Cross “pro-style” off the recruiting or scouting report. Buchner is a genuine dual-threat QB and very threatening as a runner or a passer. He’ll put a lot of pressure on the Buckeye linebackers, cornerbacks, and defensive ends with his option game. He’s capable of a quick read and a quick decision whether to throw or run. I watched quite a bit of 2021 film, and was impressed with how Buchner could freeze a defender. Once frozen in place, they became easy prey for the option game.
When Buchner runs, he’s elusive and fast. A really good athlete. The Buckeyes will need all of the team speed that they can muster to contain him. Forcing him to pass is the better option, if the Bucks can pull it off. Both Buchner’s mechanics and decision-making decline rapidly when he’s under pressure. A strong pass rush can disrupt his game, but the rushers need always to be aware of his scrambling potential. He’s a good enough rusher and scrambler that he warrants a “spy” to watch him on every play. But that spy has to be fast.
Buchner’s arm is strong, and he can throw deep or wide. Look for him to throw to tight ends a lot. The wideouts were never the Irish strong suit, but the loss for the season of one of the best – Avery Davis – with a torn ACL damages the long passing game. And they’re not very deep at wideout.
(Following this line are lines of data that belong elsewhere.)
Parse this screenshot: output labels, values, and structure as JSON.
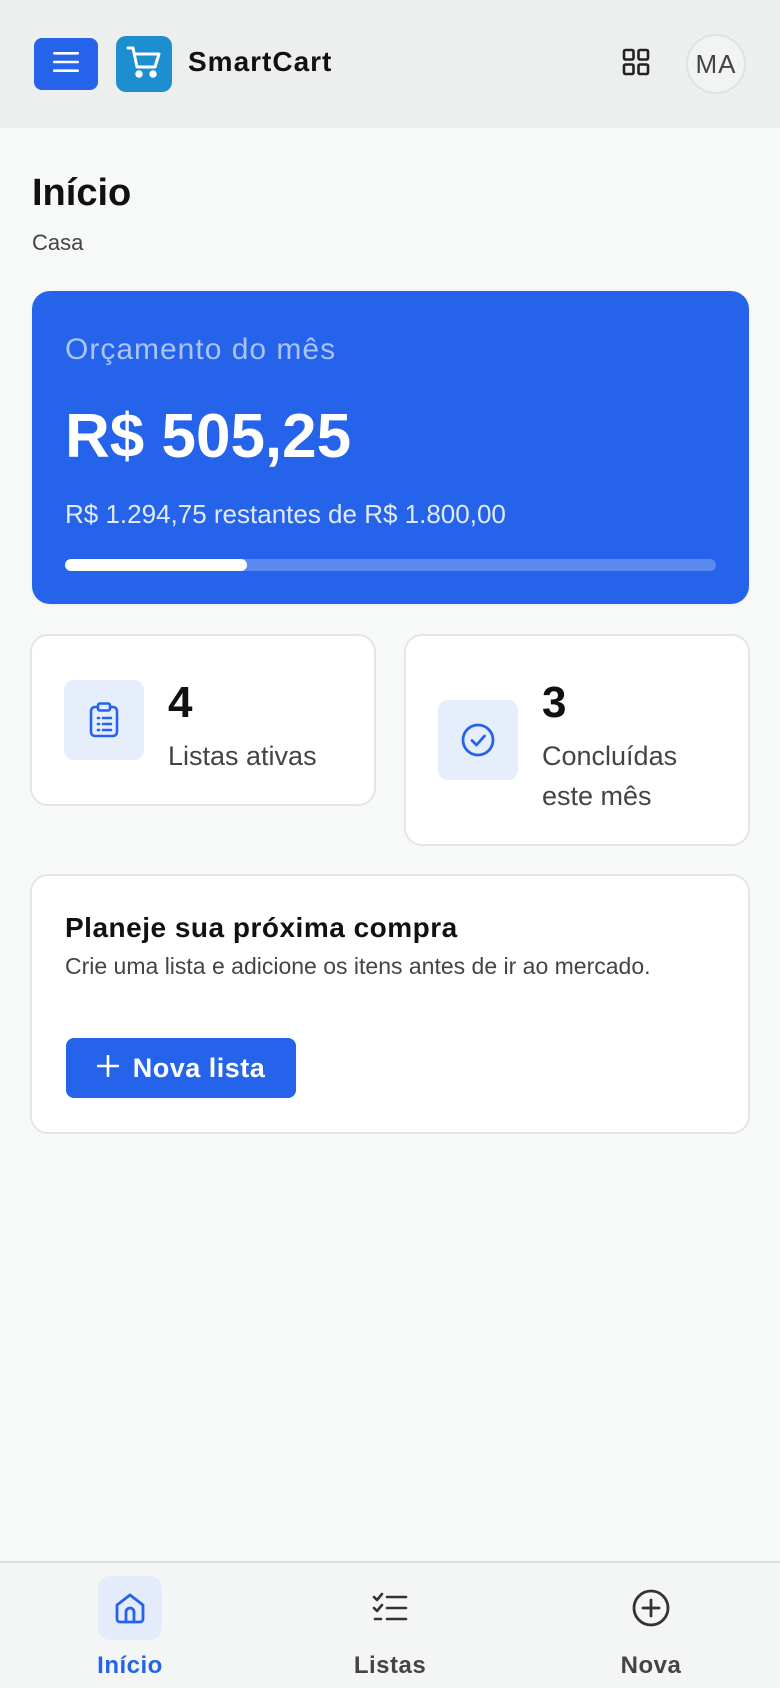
{
  "app": {
    "name": "SmartCart",
    "avatar_initials": "MA"
  },
  "page": {
    "title": "Início",
    "subtitle": "Casa"
  },
  "budget": {
    "label": "Orçamento do mês",
    "amount": "R$ 505,25",
    "remaining_text": "R$ 1.294,75 restantes de R$ 1.800,00",
    "spent_fraction": 0.28
  },
  "stats": [
    {
      "value": "4",
      "label": "Listas ativas",
      "icon": "clipboard-icon"
    },
    {
      "value": "3",
      "label": "Concluídas este mês",
      "icon": "check-circle-icon"
    }
  ],
  "plan": {
    "title": "Planeje sua próxima compra",
    "description": "Crie uma lista e adicione os itens antes de ir ao mercado.",
    "button_label": "Nova lista"
  },
  "nav": {
    "items": [
      {
        "label": "Início",
        "icon": "home-icon",
        "active": true
      },
      {
        "label": "Listas",
        "icon": "checklist-icon",
        "active": false
      },
      {
        "label": "Nova",
        "icon": "plus-circle-icon",
        "active": false
      }
    ]
  },
  "colors": {
    "primary": "#2563eb",
    "logo": "#1d8fd0",
    "icon_bg": "#e6eefc",
    "background": "#f7f8f8"
  }
}
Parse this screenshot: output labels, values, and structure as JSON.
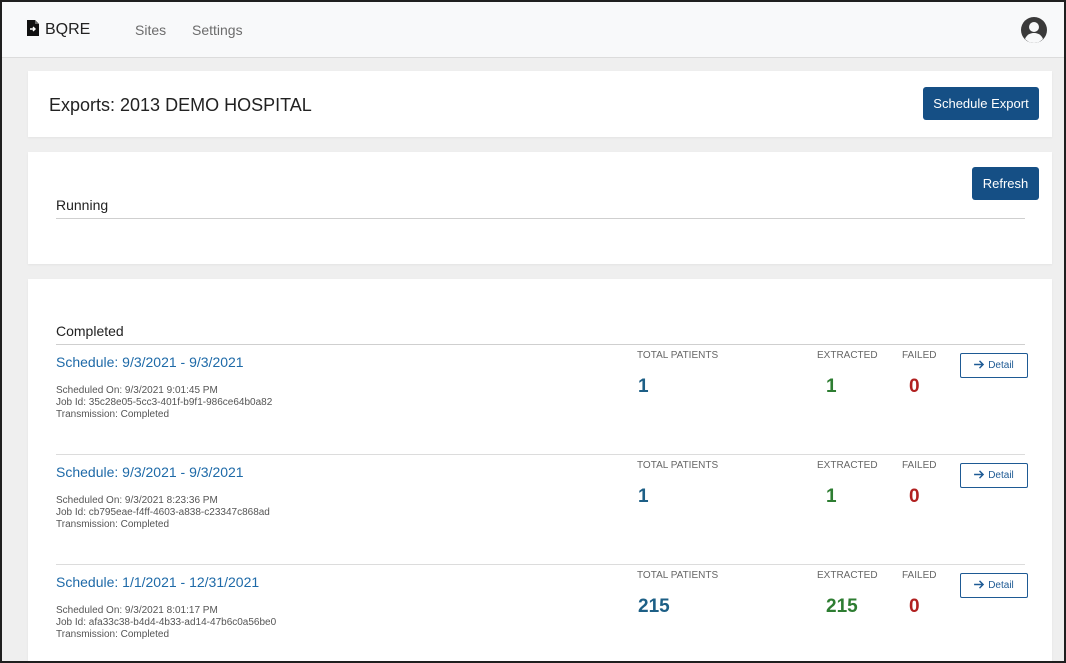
{
  "nav": {
    "brand": "BQRE",
    "links": [
      "Sites",
      "Settings"
    ]
  },
  "header": {
    "title": "Exports: 2013 DEMO HOSPITAL",
    "schedule_button": "Schedule Export"
  },
  "running": {
    "title": "Running",
    "refresh_button": "Refresh"
  },
  "completed": {
    "title": "Completed",
    "labels": {
      "total": "TOTAL PATIENTS",
      "extracted": "EXTRACTED",
      "failed": "FAILED",
      "detail": "Detail"
    },
    "exports": [
      {
        "schedule": "Schedule: 9/3/2021 - 9/3/2021",
        "scheduled_on": "Scheduled On: 9/3/2021 9:01:45 PM",
        "job_id": "Job Id: 35c28e05-5cc3-401f-b9f1-986ce64b0a82",
        "transmission": "Transmission: Completed",
        "total": "1",
        "extracted": "1",
        "failed": "0"
      },
      {
        "schedule": "Schedule: 9/3/2021 - 9/3/2021",
        "scheduled_on": "Scheduled On: 9/3/2021 8:23:36 PM",
        "job_id": "Job Id: cb795eae-f4ff-4603-a838-c23347c868ad",
        "transmission": "Transmission: Completed",
        "total": "1",
        "extracted": "1",
        "failed": "0"
      },
      {
        "schedule": "Schedule: 1/1/2021 - 12/31/2021",
        "scheduled_on": "Scheduled On: 9/3/2021 8:01:17 PM",
        "job_id": "Job Id: afa33c38-b4d4-4b33-ad14-47b6c0a56be0",
        "transmission": "Transmission: Completed",
        "total": "215",
        "extracted": "215",
        "failed": "0"
      }
    ]
  },
  "colors": {
    "primary": "#154f85",
    "link": "#1e6aa8",
    "total": "#1d5f86",
    "extracted": "#2e7d32",
    "failed": "#b02020"
  }
}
We’ll get to know Mr. Buchner pretty quickly. The first three series for Notre Dame will probably tell us how well Tyler Buchner is going to perform. He’s talented but relatively inexperienced. He’ll need to score a lot of points. He’ll be under a lot of pressure. And my guess is that he’ll probably feel it. I think that the Buckeyes are fortunate to catch him in his first start, at any level, in almost three years. With a few games under his belt, he’ll be a good one.